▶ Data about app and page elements
- - - -
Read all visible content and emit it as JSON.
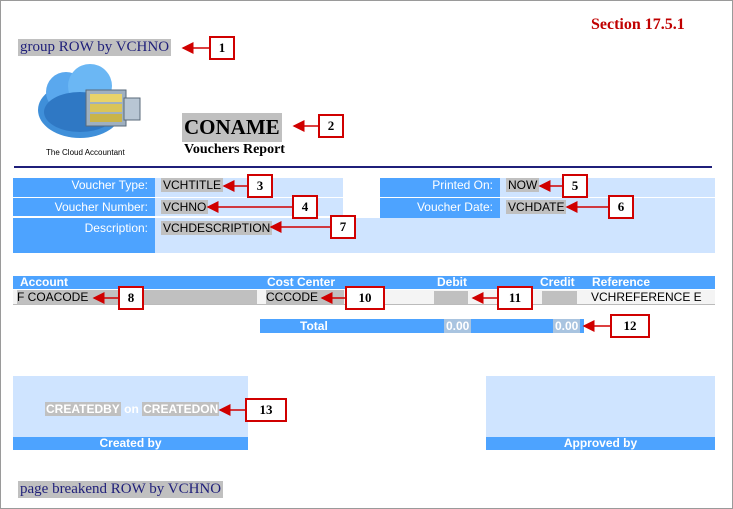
{
  "section": "Section 17.5.1",
  "group_header": "group ROW by VCHNO",
  "logo_text": "The Cloud Accountant",
  "company_name": "CONAME",
  "report_title": "Vouchers Report",
  "fields": {
    "voucher_type_label": "Voucher Type:",
    "voucher_type_value": "VCHTITLE",
    "voucher_number_label": "Voucher Number:",
    "voucher_number_value": "VCHNO",
    "description_label": "Description:",
    "description_value": "VCHDESCRIPTION",
    "printed_on_label": "Printed On:",
    "printed_on_value": "NOW",
    "voucher_date_label": "Voucher Date:",
    "voucher_date_value": "VCHDATE"
  },
  "table": {
    "headers": [
      "Account",
      "Cost Center",
      "Debit",
      "Credit",
      "Reference"
    ],
    "row": {
      "account": "F COACODE",
      "cost_center": "CCCODE",
      "debit": "",
      "credit": "",
      "reference": "VCHREFERENCE E"
    },
    "total_label": "Total",
    "total_debit": "0.00",
    "total_credit": "0.00"
  },
  "signature": {
    "created_by_field": "CREATEDBY",
    "on_word": "on",
    "created_on_field": "CREATEDON",
    "created_by_label": "Created by",
    "approved_by_label": "Approved by"
  },
  "page_break": "page breakend ROW by VCHNO",
  "callouts": [
    "1",
    "2",
    "3",
    "4",
    "5",
    "6",
    "7",
    "8",
    "10",
    "11",
    "12",
    "13"
  ],
  "colors": {
    "accent_blue": "#4da3ff",
    "light_blue": "#cfe4ff",
    "callout_red": "#d00000",
    "divider_navy": "#1f1f7a"
  }
}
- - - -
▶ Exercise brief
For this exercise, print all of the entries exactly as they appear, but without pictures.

▶ Completed exercise
Read all visible content and emit it as JSON.
{
  "section": "Section 17.5.1",
  "group_header": "group ROW by VCHNO",
  "logo_text": "The Cloud Accountant",
  "company_name": "CONAME",
  "report_title": "Vouchers Report",
  "fields": {
    "voucher_type_label": "Voucher Type:",
    "voucher_type_value": "VCHTITLE",
    "voucher_number_label": "Voucher Number:",
    "voucher_number_value": "VCHNO",
    "description_label": "Description:",
    "description_value": "VCHDESCRIPTION",
    "printed_on_label": "Printed On:",
    "printed_on_value": "NOW",
    "voucher_date_label": "Voucher Date:",
    "voucher_date_value": "VCHDATE"
  },
  "table": {
    "headers": [
      "Account",
      "Cost Center",
      "Debit",
      "Credit",
      "Reference"
    ],
    "row": {
      "account": "F COACODE",
      "cost_center": "CCCODE",
      "debit": "",
      "credit": "",
      "reference": "VCHREFERENCE E"
    },
    "total_label": "Total",
    "total_debit": "0.00",
    "total_credit": "0.00"
  },
  "signature": {
    "created_by_field": "CREATEDBY",
    "on_word": "on",
    "created_on_field": "CREATEDON",
    "created_by_label": "Created by",
    "approved_by_label": "Approved by"
  },
  "page_break": "page breakend ROW by VCHNO",
  "callouts": [
    "1",
    "2",
    "3",
    "4",
    "5",
    "6",
    "7",
    "8",
    "10",
    "11",
    "12",
    "13"
  ],
  "colors": {
    "accent_blue": "#4da3ff",
    "light_blue": "#cfe4ff",
    "callout_red": "#d00000",
    "divider_navy": "#1f1f7a"
  }
}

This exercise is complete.